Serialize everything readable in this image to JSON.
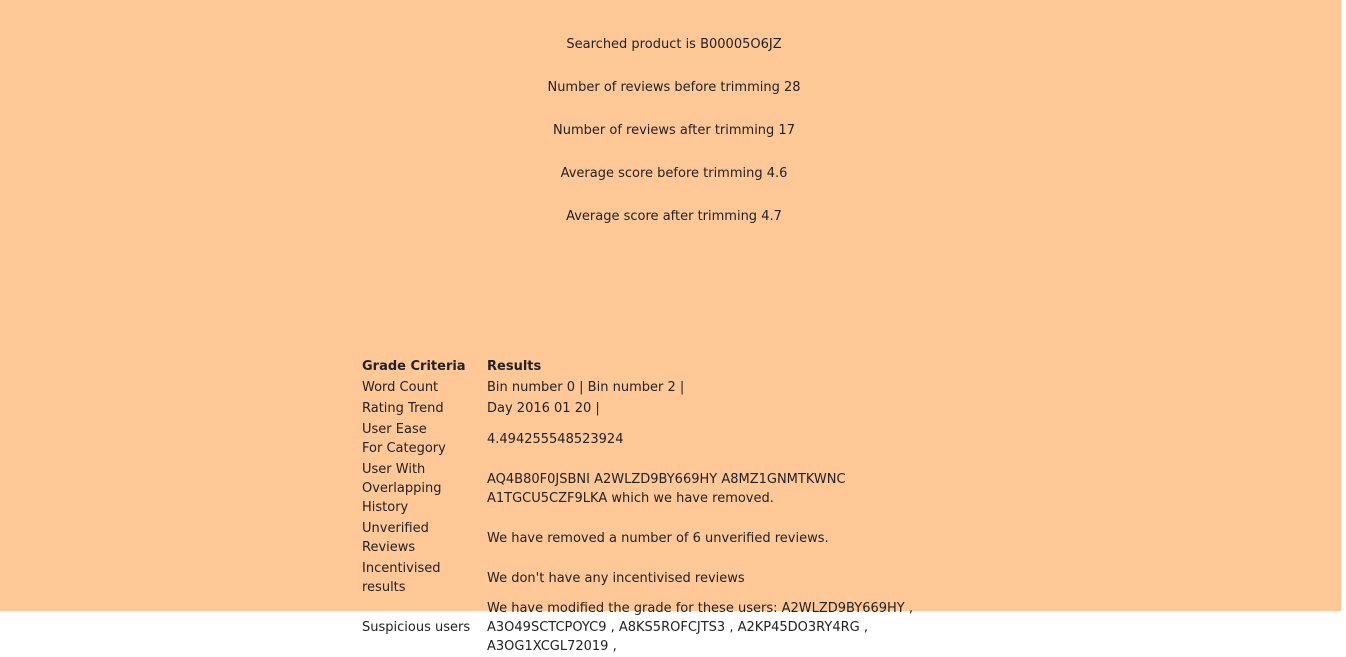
{
  "summary": {
    "searched_product": "Searched product is B00005O6JZ",
    "reviews_before": "Number of reviews before trimming 28",
    "reviews_after": "Number of reviews after trimming 17",
    "avg_before": "Average score before trimming 4.6",
    "avg_after": "Average score after trimming 4.7"
  },
  "grades_table": {
    "headers": {
      "criteria": "Grade Criteria",
      "results": "Results"
    },
    "rows": [
      {
        "criteria": "Word Count",
        "result": "Bin number 0 | Bin number 2 |"
      },
      {
        "criteria": "Rating Trend",
        "result": "Day 2016 01 20 |"
      },
      {
        "criteria_line1": "User Ease",
        "criteria_line2": "For Category",
        "result": "4.494255548523924"
      },
      {
        "criteria_line1": "User With",
        "criteria_line2": "Overlapping History",
        "result": "AQ4B80F0JSBNI A2WLZD9BY669HY A8MZ1GNMTKWNC A1TGCU5CZF9LKA which we have removed."
      },
      {
        "criteria": "Unverified Reviews",
        "result": "We have removed a number of 6 unverified reviews."
      },
      {
        "criteria": "Incentivised results",
        "result": "We don't have any incentivised reviews"
      },
      {
        "criteria": "Suspicious users",
        "result": "We have modified the grade for these users: A2WLZD9BY669HY , A3O49SCTCPOYC9 , A8KS5ROFCJTS3 , A2KP45DO3RY4RG , A3OG1XCGL72019 ,"
      }
    ]
  },
  "colors": {
    "page_background": "#ffc896",
    "text": "#222222"
  }
}
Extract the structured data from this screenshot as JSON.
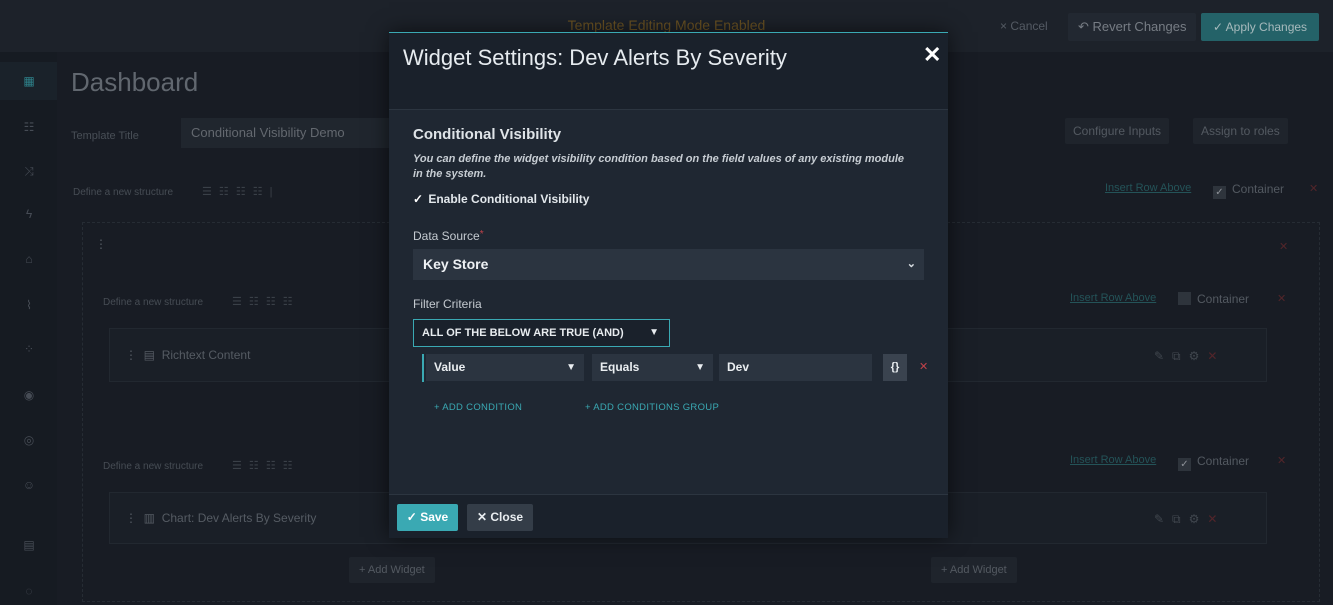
{
  "topbar": {
    "mode_text": "Template Editing Mode Enabled",
    "cancel": "Cancel",
    "revert": "Revert Changes",
    "apply": "Apply Changes"
  },
  "page": {
    "title": "Dashboard",
    "template_title_label": "Template Title",
    "template_title_value": "Conditional Visibility Demo",
    "configure_inputs": "Configure Inputs",
    "assign_roles": "Assign to roles",
    "define_structure": "Define a new structure",
    "insert_row_above": "Insert Row Above",
    "container": "Container",
    "richtext": "Richtext Content",
    "chart": "Chart: Dev Alerts By Severity",
    "add_widget": "Add Widget"
  },
  "modal": {
    "title": "Widget Settings: Dev Alerts By Severity",
    "section_title": "Conditional Visibility",
    "description": "You can define the widget visibility condition based on the field values of any existing module in the system.",
    "enable_label": "Enable Conditional Visibility",
    "enable_checked": true,
    "data_source_label": "Data Source",
    "data_source_value": "Key Store",
    "filter_label": "Filter Criteria",
    "logic_value": "ALL OF THE BELOW ARE TRUE (AND)",
    "condition": {
      "field": "Value",
      "operator": "Equals",
      "value": "Dev",
      "expr_button": "{}"
    },
    "add_condition": "+ ADD CONDITION",
    "add_group": "+ ADD CONDITIONS GROUP",
    "save": "Save",
    "close": "Close"
  },
  "colors": {
    "accent": "#3aa9b3",
    "danger": "#c0424a",
    "modal_bg": "#1f2732"
  }
}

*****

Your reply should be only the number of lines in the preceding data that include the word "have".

4